Sara nods, as if expecting as much. Claire lifts the cat food from her bags and Sara places Ginger back on the ground to take it.
“Thank you again for this, I really appreciate it. Did you find your way around easily enough?”
“It was really the least I could do. And I’m getting the hang of it. I like the subway, it’s kind of relaxing.”
Sara stands silently for a minute, inspecting Claire’s face. Claire is slowly getting used to this; Sara often takes thoughtful pauses when they speak. A sign of a busy mind, her grandmother would say.
“Let me know if there’s something you need. A place you need to find. I can give you directions,” she says finally.
“An umbrella, actually,” Claire laughs, “I forgot to buy one when I was at the mall.”

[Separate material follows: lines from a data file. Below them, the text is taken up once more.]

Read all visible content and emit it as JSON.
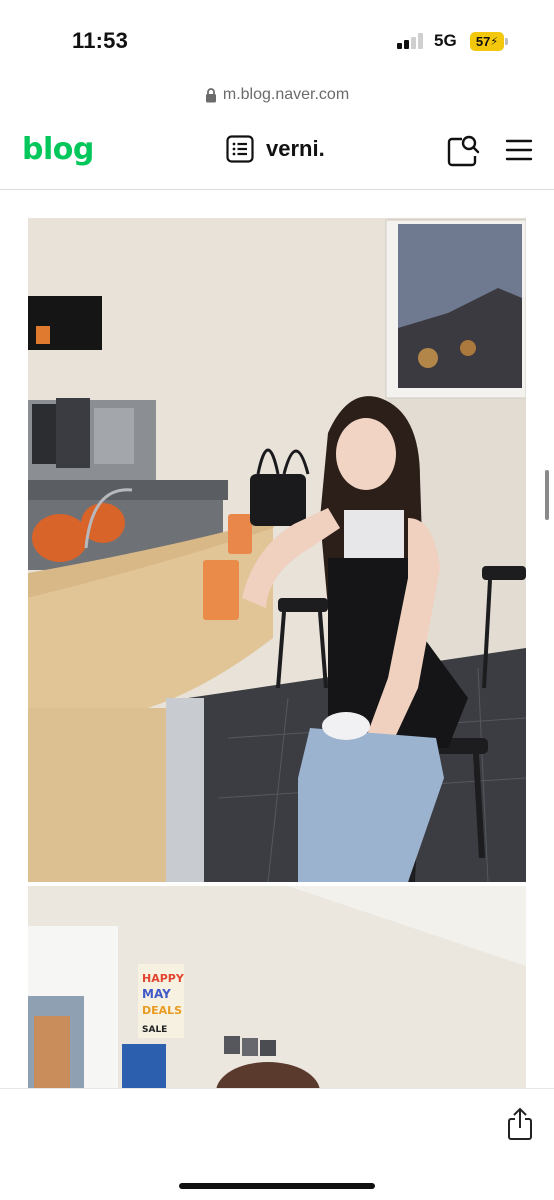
{
  "status": {
    "time": "11:53",
    "network": "5G",
    "battery": "57"
  },
  "browser": {
    "url": "m.blog.naver.com"
  },
  "header": {
    "logo": "blog",
    "title": "verni."
  },
  "icons": {
    "lock": "lock-icon",
    "list": "list-icon",
    "search": "search-icon",
    "menu": "hamburger-menu-icon",
    "share": "share-icon",
    "charging": "bolt-icon"
  },
  "colors": {
    "brand": "#03c75a",
    "battery": "#f2c70c"
  },
  "photo2": {
    "poster_text": "HAPPY MAY DEALS SALE"
  }
}
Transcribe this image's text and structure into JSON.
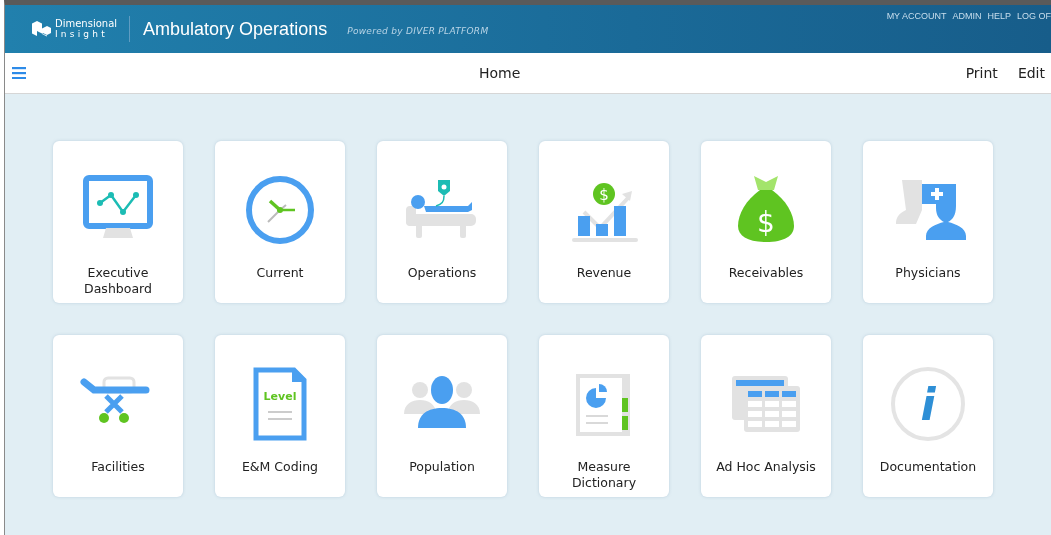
{
  "header": {
    "logo_lines": [
      "Dimensional",
      "Insight"
    ],
    "app_title": "Ambulatory Operations",
    "powered_by": "Powered by DIVER PLATFORM",
    "links": [
      "MY ACCOUNT",
      "ADMIN",
      "HELP",
      "LOG OF"
    ]
  },
  "toolbar": {
    "title": "Home",
    "actions": [
      "Print",
      "Edit"
    ]
  },
  "tiles": [
    {
      "label": "Executive Dashboard"
    },
    {
      "label": "Current"
    },
    {
      "label": "Operations"
    },
    {
      "label": "Revenue",
      "icon_text": "$"
    },
    {
      "label": "Receivables",
      "icon_text": "$"
    },
    {
      "label": "Physicians"
    },
    {
      "label": "Facilities"
    },
    {
      "label": "E&M Coding",
      "icon_text": "Level"
    },
    {
      "label": "Population"
    },
    {
      "label": "Measure Dictionary"
    },
    {
      "label": "Ad Hoc Analysis"
    },
    {
      "label": "Documentation",
      "icon_text": "i"
    }
  ]
}
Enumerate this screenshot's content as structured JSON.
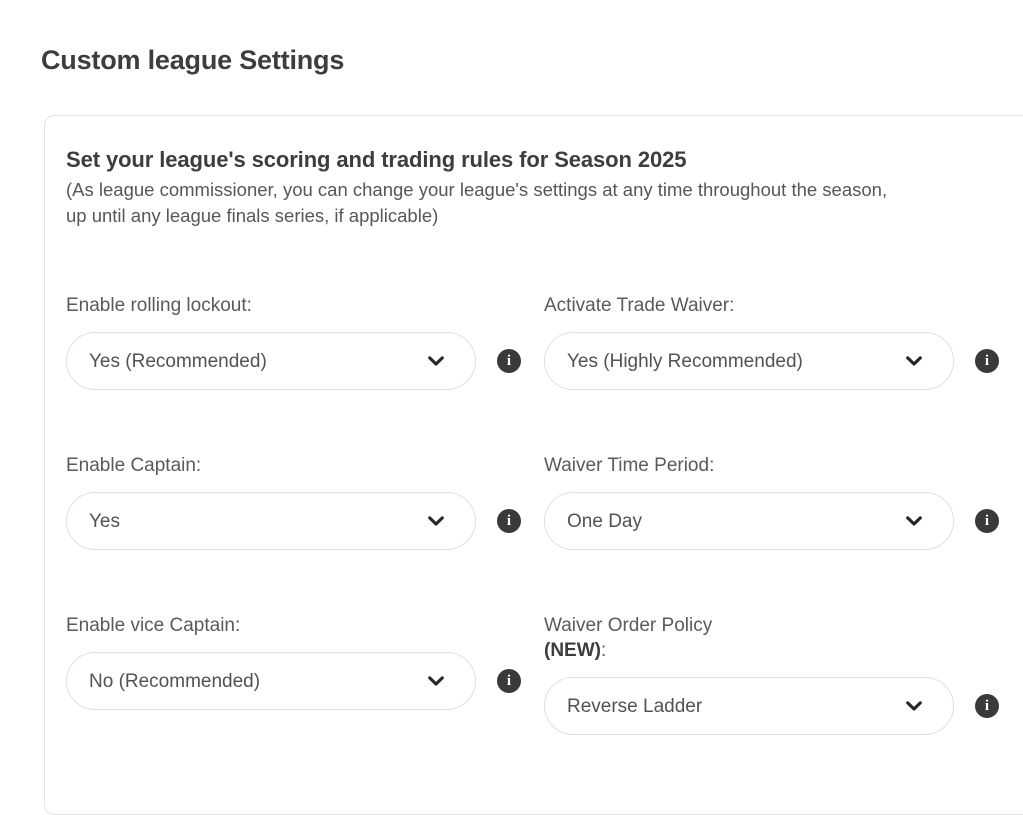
{
  "page": {
    "title": "Custom league Settings"
  },
  "card": {
    "heading": "Set your league's scoring and trading rules for Season 2025",
    "subtitle": "(As league commissioner, you can change your league's settings at any time throughout the season, up until any league finals series, if applicable)"
  },
  "icons": {
    "chevron": "chevron-down-icon",
    "info": "info-icon",
    "info_glyph": "i"
  },
  "colors": {
    "page_background": "#ffffff",
    "card_border": "#e4e4e4",
    "title_text": "#3d3d3d",
    "label_text": "#5a5a5a",
    "value_text": "#525252",
    "pill_border": "#e0e0e0",
    "info_icon_background": "#3a3a3a"
  },
  "fields": [
    {
      "id": "enable-rolling-lockout",
      "label": "Enable rolling lockout:",
      "value": "Yes (Recommended)"
    },
    {
      "id": "activate-trade-waiver",
      "label": "Activate Trade Waiver:",
      "value": "Yes (Highly Recommended)"
    },
    {
      "id": "enable-captain",
      "label": "Enable Captain:",
      "value": "Yes"
    },
    {
      "id": "waiver-time-period",
      "label": "Waiver Time Period:",
      "value": "One Day"
    },
    {
      "id": "enable-vice-captain",
      "label": "Enable vice Captain:",
      "value": "No (Recommended)"
    },
    {
      "id": "waiver-order-policy",
      "label_line1": "Waiver Order Policy",
      "label_new": "(NEW)",
      "label_suffix": ":",
      "value": "Reverse Ladder"
    }
  ]
}
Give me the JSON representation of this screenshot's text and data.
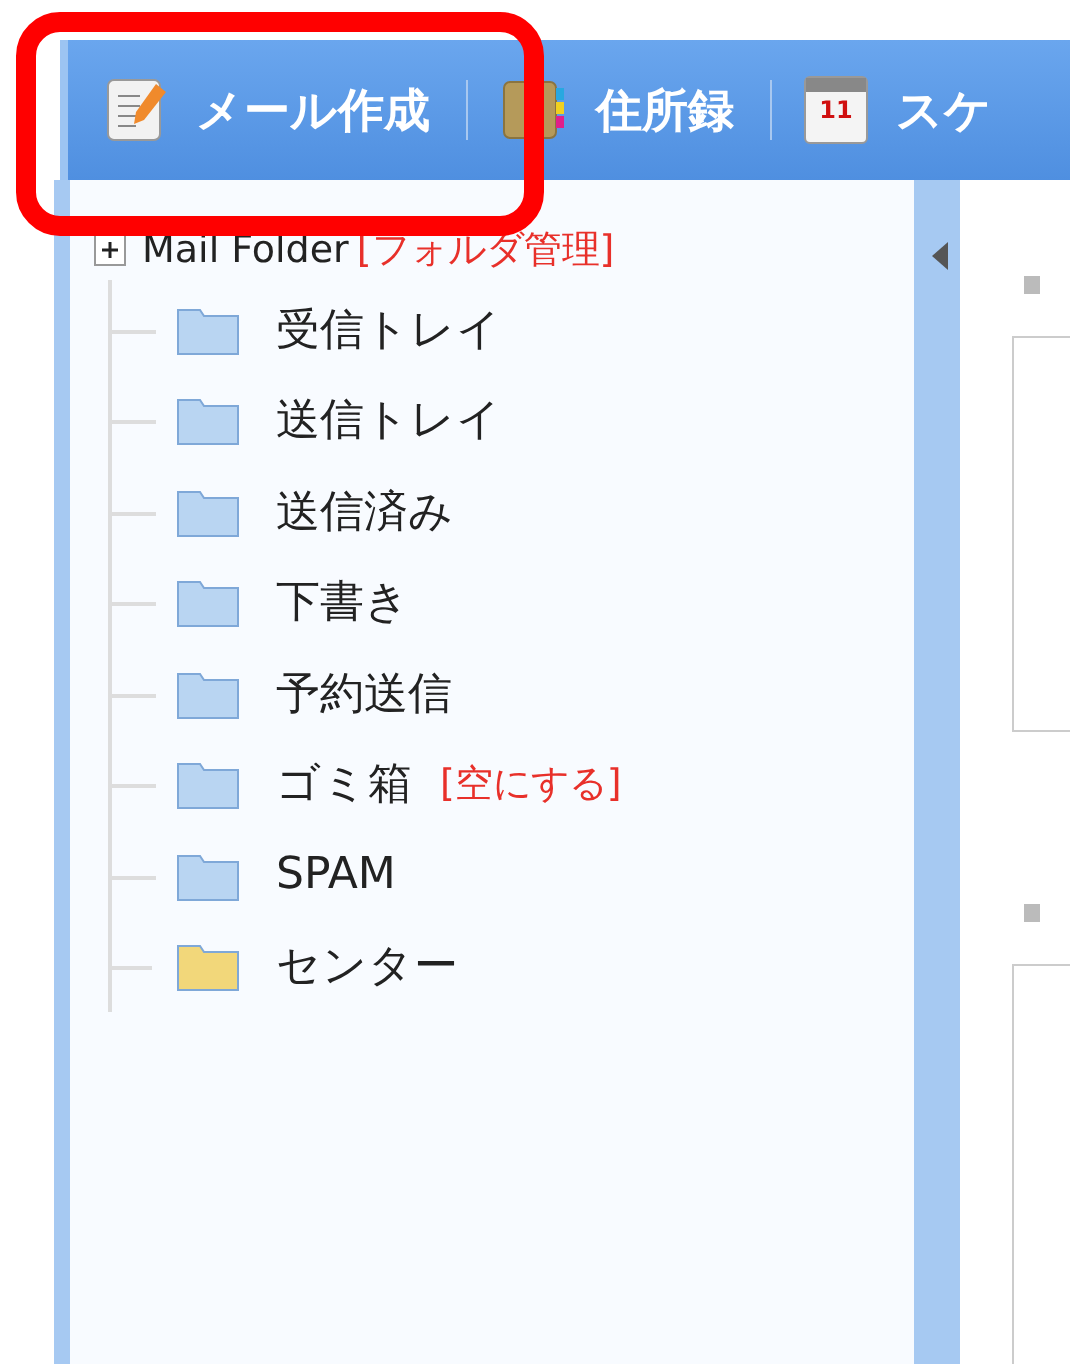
{
  "toolbar": {
    "items": [
      {
        "kind": "compose",
        "label": "メール作成",
        "highlighted": true
      },
      {
        "kind": "addressbook",
        "label": "住所録",
        "highlighted": false
      },
      {
        "kind": "calendar",
        "label": "スケ",
        "date": "11",
        "highlighted": false
      }
    ]
  },
  "folder_tree": {
    "root": {
      "label": "Mail Folder",
      "action": "[フォルダ管理]",
      "expanded": true
    },
    "children": [
      {
        "name": "受信トレイ",
        "color": "#b9d5f2"
      },
      {
        "name": "送信トレイ",
        "color": "#b9d5f2"
      },
      {
        "name": "送信済み",
        "color": "#b9d5f2"
      },
      {
        "name": "下書き",
        "color": "#b9d5f2"
      },
      {
        "name": "予約送信",
        "color": "#b9d5f2"
      },
      {
        "name": "ゴミ箱",
        "color": "#b9d5f2",
        "action": "[空にする]"
      },
      {
        "name": "SPAM",
        "color": "#b9d5f2"
      },
      {
        "name": "センター",
        "color": "#f2d77a"
      }
    ]
  }
}
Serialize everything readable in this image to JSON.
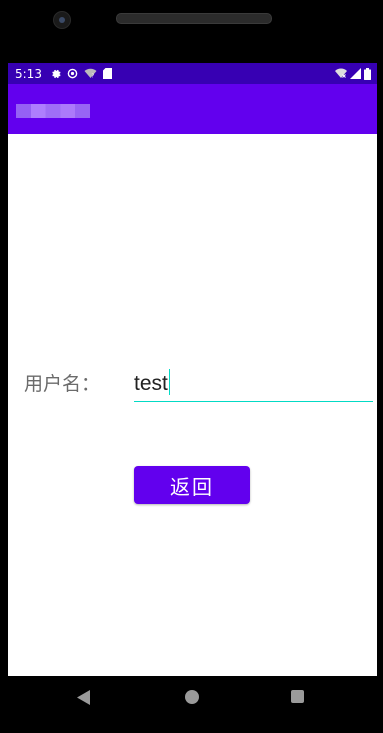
{
  "status_bar": {
    "time": "5:13",
    "left_icons": [
      "gear-icon",
      "no-disturb-icon",
      "wifi-question-icon",
      "sd-card-icon"
    ],
    "right_icons": [
      "wifi-x-icon",
      "signal-icon",
      "battery-icon"
    ],
    "bg_color": "#3700B3"
  },
  "app_bar": {
    "title": "",
    "bg_color": "#6200EE"
  },
  "form": {
    "username_label": "用户名：",
    "username_value": "test"
  },
  "actions": {
    "back_label": "返回"
  },
  "nav_bar": {
    "icons": [
      "back-triangle-icon",
      "home-circle-icon",
      "recents-square-icon"
    ]
  },
  "colors": {
    "accent": "#03DAC5",
    "primary": "#6200EE",
    "primary_dark": "#3700B3"
  }
}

“There’s a small plaza a few blocks away that should have a drug store. Just go left and follow the street around the corner. Or there’s one across the street from the subway station.”
“I didn’t even notice,” Claire laughs, “Thank you. I’ll run out when the rain slows. I better get my stuff upstairs.”
Claire gathers her bags and Sara turns to leave the way she came. Just before Claire reaches the second floor she stops, hearing Sara’s voice.
“I’m sorry?” she asks, unable to make out her words.
“A bookstore. If you turn right after the cafe next time, you’ll find one.”
Sara’s footsteps echo through the hall, fading toward the kitchen. Claire remains frozen on the stairs.
She doesn’t remember asking for a bookstore. Perhaps Sara was making an assumption; she is prone to that sort of thing. Anticipating people’s needs. Claire shakes her head and continues up the stairs. She unlocks her door, closing it and locking it again once she is inside. She sets the bags on the floor in front of the counter. Bending, she begins to unpack her new belongings – towels, bath supplies, utensils. She stops suddenly, a small kettle in her hand.
“I didn’t mention a cafe,” she whispers to the empty apartment.